As this hub grows in importance, so do the pressures that could destroy the integrity of the Coral Triangle. Today, new threats are taking a heavy toll on this globally significant ecological complex.

Fishing boats are extracting tuna out of the sea faster than tuna populations can replenish themselves.

Too many reef fish are caught using highly damaging practices, and are exported before they have had a chance to reproduce and sustain the size of their population in the wild.

Every year, thousands of endangered turtles are caught in fishing nets and are traded for their parts, eggs or meat.

And across the Coral Triangle, people are feeling the impacts of climate change.

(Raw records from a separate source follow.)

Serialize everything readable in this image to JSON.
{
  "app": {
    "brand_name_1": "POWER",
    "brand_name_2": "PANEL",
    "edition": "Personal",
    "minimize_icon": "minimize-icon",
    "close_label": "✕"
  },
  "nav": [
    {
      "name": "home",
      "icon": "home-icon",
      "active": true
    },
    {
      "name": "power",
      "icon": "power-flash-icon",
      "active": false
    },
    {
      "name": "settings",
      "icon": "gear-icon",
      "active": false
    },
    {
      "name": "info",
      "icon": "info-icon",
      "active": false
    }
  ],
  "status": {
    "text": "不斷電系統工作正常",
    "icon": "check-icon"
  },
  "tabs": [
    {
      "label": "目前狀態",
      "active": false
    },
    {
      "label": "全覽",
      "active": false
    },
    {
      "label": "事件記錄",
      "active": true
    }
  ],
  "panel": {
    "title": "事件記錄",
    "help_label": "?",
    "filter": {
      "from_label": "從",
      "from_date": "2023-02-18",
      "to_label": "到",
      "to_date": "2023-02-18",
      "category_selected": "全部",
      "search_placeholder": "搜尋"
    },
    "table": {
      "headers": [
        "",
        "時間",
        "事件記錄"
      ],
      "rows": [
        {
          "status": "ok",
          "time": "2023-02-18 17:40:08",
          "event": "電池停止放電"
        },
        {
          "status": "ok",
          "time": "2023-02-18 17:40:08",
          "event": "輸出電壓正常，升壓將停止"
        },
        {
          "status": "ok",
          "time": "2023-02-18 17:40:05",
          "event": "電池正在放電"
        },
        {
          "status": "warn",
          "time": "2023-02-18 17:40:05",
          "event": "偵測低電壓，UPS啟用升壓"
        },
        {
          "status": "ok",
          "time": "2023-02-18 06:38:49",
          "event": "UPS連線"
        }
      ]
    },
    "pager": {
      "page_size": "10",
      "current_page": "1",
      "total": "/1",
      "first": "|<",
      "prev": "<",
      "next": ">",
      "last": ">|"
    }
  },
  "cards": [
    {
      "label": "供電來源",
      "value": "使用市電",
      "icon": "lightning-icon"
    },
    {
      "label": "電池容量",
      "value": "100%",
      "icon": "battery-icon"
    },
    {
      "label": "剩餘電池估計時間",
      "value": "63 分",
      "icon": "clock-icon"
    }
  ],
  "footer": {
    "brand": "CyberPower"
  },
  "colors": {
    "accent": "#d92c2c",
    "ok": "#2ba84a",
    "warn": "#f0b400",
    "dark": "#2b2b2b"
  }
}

What is at stake is not just threatened species and ecosystems, but the lives of millions of people.

So what do we do ?

Some of the threats...

In many places in the Coral Triangle, overfishing is fast emptying the waters of valuable marine resources—robbing present and future generations of their food and sources of income. Fish are being caught and shipped alive to high-end restaurants in Hong Kong and Singapore among others. The problem is that many of these species are vulnerable, and often endangered. This trend is driven by an increasing demand for seafood across Asia-Pacific, and made worse by the lack of effective systems to sustainably manage fishing. Help WWF stop overfishing by patronizing responsibly-caught seafood products.
Marine Turtle Trade
Demand for marine turtles as food, souvenirs, jewellery, medicine, cosmetics and pets is fuelling the illegal trade of these species and their parts (eggs, meat, shell) in the Coral Triangle. More and more stuffed turtles are sold as souvenirs in China, while there continues to be a high demand for turtle meat and egg consumption across the region. Help WWF stop the illegal trade and consumption of turtles by refusing turtle-based products, and spreading the word around you.
Coral Bleaching
Coral bleaching, caused by increased ocean temperatures, poses a major threat to coral reefs. This affects not only marine biodiversity but also millions of people in the Coral Triangle who depend on the reefs’ natural resources for their daily sustenance and source of income. Reduce your impact on global warming by reducing your carbon footprint!
Destructive Fishing
Countless endangered species including marine turtles, sharks, seabirds, billfish and marine mammals are killed each year due to indiscriminate fishing. By eating responsibly-caught seafood, you can help WWF to ensure that the fishing industry continue to feed people and the economies of the Coral Triangle without affecting the future of fish.